**PROBLEM REQUIREMENTS**
Lift every line from the entries that includes the word "title".

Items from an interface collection
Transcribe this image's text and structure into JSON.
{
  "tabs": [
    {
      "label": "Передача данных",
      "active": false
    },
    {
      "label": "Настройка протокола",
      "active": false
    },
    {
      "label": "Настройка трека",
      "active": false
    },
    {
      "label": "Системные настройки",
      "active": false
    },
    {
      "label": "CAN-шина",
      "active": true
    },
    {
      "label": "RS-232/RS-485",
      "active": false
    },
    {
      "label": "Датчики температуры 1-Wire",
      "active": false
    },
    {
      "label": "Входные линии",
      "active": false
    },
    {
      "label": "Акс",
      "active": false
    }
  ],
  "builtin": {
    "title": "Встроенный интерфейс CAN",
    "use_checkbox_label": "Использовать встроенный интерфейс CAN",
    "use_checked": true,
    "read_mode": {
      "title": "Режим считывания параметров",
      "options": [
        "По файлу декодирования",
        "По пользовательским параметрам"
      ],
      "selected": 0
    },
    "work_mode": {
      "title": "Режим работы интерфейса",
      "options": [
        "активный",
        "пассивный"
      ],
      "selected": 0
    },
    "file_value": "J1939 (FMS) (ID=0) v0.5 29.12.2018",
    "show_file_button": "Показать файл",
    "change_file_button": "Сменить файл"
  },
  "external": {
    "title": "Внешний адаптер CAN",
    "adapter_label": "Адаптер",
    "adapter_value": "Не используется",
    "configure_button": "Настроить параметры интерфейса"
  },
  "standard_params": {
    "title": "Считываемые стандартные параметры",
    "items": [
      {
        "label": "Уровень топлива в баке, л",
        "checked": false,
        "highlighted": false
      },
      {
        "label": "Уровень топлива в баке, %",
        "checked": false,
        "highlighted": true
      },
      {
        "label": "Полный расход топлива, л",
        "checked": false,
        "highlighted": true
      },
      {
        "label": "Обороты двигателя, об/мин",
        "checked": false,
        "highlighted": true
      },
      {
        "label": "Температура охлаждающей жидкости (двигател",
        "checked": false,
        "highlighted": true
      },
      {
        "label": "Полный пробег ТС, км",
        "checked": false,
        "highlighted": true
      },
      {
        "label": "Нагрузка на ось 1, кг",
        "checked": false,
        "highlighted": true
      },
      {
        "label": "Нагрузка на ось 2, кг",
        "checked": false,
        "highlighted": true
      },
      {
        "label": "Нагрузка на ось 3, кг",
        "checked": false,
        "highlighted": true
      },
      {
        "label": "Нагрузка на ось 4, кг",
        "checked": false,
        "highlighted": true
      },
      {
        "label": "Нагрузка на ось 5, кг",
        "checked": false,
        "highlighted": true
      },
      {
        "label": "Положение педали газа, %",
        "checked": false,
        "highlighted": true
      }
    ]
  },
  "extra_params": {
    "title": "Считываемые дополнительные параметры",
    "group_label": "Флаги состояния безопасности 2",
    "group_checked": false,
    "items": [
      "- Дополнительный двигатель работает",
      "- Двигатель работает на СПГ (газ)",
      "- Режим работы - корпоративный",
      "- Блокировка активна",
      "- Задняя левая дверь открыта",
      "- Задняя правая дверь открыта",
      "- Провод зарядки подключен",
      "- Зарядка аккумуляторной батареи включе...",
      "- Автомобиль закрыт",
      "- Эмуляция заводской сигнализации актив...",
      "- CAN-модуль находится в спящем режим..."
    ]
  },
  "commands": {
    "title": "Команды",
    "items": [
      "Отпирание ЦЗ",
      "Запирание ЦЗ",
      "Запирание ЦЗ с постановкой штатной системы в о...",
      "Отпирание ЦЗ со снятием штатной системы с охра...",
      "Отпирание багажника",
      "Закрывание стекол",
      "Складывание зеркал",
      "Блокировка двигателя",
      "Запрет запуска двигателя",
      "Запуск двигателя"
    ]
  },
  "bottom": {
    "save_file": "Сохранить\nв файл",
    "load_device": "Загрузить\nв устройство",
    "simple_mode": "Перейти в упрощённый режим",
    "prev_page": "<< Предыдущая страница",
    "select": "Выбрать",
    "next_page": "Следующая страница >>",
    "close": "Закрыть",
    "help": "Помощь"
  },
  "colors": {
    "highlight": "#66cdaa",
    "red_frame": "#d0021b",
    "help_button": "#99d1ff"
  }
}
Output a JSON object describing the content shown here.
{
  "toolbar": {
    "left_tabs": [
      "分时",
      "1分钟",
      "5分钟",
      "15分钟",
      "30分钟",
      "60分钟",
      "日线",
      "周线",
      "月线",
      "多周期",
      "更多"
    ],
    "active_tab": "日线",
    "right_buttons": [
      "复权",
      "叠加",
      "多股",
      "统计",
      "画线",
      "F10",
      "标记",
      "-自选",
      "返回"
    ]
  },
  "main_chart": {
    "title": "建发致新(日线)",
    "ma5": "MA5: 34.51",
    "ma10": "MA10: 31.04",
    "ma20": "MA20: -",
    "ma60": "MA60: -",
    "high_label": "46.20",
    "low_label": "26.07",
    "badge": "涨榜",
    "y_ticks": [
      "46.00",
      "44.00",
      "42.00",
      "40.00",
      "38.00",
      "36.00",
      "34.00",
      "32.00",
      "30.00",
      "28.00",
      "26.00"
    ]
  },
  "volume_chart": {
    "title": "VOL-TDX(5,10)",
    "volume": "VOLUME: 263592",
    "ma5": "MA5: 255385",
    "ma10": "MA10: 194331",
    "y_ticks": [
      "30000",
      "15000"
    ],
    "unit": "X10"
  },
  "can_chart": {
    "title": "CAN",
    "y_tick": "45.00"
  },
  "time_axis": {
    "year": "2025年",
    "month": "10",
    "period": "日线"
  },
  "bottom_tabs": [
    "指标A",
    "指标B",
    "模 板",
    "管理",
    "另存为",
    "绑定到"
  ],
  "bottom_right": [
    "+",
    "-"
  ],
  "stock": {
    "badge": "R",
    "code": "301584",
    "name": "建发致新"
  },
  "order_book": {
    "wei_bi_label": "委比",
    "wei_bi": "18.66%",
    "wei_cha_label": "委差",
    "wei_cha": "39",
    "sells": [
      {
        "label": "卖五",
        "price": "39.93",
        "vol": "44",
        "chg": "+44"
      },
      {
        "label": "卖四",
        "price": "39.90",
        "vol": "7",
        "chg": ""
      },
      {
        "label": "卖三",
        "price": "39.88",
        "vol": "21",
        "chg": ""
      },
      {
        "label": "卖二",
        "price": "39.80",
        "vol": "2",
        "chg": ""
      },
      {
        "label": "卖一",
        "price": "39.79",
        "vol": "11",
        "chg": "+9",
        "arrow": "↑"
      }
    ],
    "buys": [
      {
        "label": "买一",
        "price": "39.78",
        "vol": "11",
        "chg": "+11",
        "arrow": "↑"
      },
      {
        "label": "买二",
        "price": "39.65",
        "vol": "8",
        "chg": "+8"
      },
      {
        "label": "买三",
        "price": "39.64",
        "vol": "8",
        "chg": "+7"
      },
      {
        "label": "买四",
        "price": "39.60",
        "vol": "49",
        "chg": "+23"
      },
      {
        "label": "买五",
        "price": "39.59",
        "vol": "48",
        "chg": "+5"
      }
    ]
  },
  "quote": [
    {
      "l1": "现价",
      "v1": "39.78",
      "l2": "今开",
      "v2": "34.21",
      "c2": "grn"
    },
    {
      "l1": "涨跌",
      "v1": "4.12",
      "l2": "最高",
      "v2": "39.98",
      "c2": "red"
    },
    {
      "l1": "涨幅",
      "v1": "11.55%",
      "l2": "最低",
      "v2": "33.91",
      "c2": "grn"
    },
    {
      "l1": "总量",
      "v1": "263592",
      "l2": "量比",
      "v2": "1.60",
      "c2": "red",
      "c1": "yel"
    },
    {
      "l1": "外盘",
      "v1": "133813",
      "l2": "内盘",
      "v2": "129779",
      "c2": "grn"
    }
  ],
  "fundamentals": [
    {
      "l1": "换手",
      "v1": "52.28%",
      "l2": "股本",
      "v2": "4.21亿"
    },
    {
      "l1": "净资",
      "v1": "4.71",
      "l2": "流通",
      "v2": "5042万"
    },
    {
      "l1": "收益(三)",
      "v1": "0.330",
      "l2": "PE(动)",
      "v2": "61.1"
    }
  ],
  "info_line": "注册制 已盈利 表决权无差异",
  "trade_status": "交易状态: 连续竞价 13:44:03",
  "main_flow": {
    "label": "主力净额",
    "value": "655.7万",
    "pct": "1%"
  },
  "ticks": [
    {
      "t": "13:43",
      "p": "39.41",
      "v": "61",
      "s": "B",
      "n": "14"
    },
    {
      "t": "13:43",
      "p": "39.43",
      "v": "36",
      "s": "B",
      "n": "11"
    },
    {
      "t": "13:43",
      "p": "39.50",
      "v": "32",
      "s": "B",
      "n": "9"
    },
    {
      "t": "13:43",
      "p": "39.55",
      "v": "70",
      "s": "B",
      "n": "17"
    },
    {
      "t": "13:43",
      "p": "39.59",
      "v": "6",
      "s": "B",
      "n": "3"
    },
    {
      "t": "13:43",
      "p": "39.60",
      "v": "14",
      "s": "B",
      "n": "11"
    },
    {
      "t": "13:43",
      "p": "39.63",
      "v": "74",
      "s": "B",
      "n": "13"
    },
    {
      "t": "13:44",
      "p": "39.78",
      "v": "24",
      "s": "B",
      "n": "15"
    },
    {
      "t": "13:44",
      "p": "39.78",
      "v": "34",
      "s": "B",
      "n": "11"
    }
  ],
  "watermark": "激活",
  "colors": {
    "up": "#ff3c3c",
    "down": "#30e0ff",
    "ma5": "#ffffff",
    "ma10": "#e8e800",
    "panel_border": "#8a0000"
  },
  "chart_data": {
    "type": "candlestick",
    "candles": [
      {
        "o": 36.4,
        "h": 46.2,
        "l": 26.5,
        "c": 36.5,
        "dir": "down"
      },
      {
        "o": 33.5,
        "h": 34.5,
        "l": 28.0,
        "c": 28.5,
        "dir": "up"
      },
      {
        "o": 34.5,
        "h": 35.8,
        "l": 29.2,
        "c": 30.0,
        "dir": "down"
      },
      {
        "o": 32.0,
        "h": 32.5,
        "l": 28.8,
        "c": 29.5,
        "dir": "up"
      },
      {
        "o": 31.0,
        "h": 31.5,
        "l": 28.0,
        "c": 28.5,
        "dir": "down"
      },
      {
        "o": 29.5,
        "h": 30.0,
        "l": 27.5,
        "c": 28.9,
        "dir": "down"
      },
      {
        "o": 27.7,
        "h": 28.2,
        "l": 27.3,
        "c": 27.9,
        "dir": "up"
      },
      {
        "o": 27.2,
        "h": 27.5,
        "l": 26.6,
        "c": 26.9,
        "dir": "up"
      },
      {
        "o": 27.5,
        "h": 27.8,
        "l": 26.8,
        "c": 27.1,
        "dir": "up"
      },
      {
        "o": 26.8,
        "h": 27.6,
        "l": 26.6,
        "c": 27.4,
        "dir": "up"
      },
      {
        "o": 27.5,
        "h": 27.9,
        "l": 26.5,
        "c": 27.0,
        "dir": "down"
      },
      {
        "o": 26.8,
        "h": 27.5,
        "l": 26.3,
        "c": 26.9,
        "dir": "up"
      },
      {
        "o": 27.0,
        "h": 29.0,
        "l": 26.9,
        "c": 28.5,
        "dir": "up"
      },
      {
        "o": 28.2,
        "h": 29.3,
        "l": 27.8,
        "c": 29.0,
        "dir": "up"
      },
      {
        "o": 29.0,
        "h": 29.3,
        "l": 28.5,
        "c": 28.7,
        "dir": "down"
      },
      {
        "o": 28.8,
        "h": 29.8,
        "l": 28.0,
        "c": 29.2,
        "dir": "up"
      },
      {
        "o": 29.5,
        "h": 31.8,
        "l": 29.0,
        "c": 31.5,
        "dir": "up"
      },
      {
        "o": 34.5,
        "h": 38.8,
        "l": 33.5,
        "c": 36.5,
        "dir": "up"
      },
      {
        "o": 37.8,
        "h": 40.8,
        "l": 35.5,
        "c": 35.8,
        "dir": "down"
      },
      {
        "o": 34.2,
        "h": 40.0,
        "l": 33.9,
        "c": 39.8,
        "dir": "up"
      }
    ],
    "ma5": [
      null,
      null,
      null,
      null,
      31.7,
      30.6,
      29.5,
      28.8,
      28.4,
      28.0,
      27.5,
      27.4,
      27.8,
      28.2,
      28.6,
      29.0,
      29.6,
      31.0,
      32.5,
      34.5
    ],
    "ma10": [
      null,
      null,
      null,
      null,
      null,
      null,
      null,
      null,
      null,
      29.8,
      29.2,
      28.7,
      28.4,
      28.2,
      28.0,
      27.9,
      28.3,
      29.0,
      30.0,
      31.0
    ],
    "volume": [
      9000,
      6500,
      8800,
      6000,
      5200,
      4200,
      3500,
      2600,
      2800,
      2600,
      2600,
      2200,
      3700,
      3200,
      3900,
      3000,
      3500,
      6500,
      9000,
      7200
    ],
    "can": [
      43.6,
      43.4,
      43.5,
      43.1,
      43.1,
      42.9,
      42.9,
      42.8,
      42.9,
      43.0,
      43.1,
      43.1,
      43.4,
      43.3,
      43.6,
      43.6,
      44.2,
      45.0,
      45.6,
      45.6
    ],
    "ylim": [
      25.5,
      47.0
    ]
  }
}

**EXPECTED OUTPUT**
    "title": "Встроенный интерфейс CAN",
      "title": "Режим считывания параметров",
      "title": "Режим работы интерфейса",
    "title": "Внешний адаптер CAN",
    "title": "Считываемые стандартные параметры",
    "title": "Считываемые дополнительные параметры",
    "title": "Команды",
    "title": "建发致新(日线)",
    "title": "VOL-TDX(5,10)",
    "title": "CAN",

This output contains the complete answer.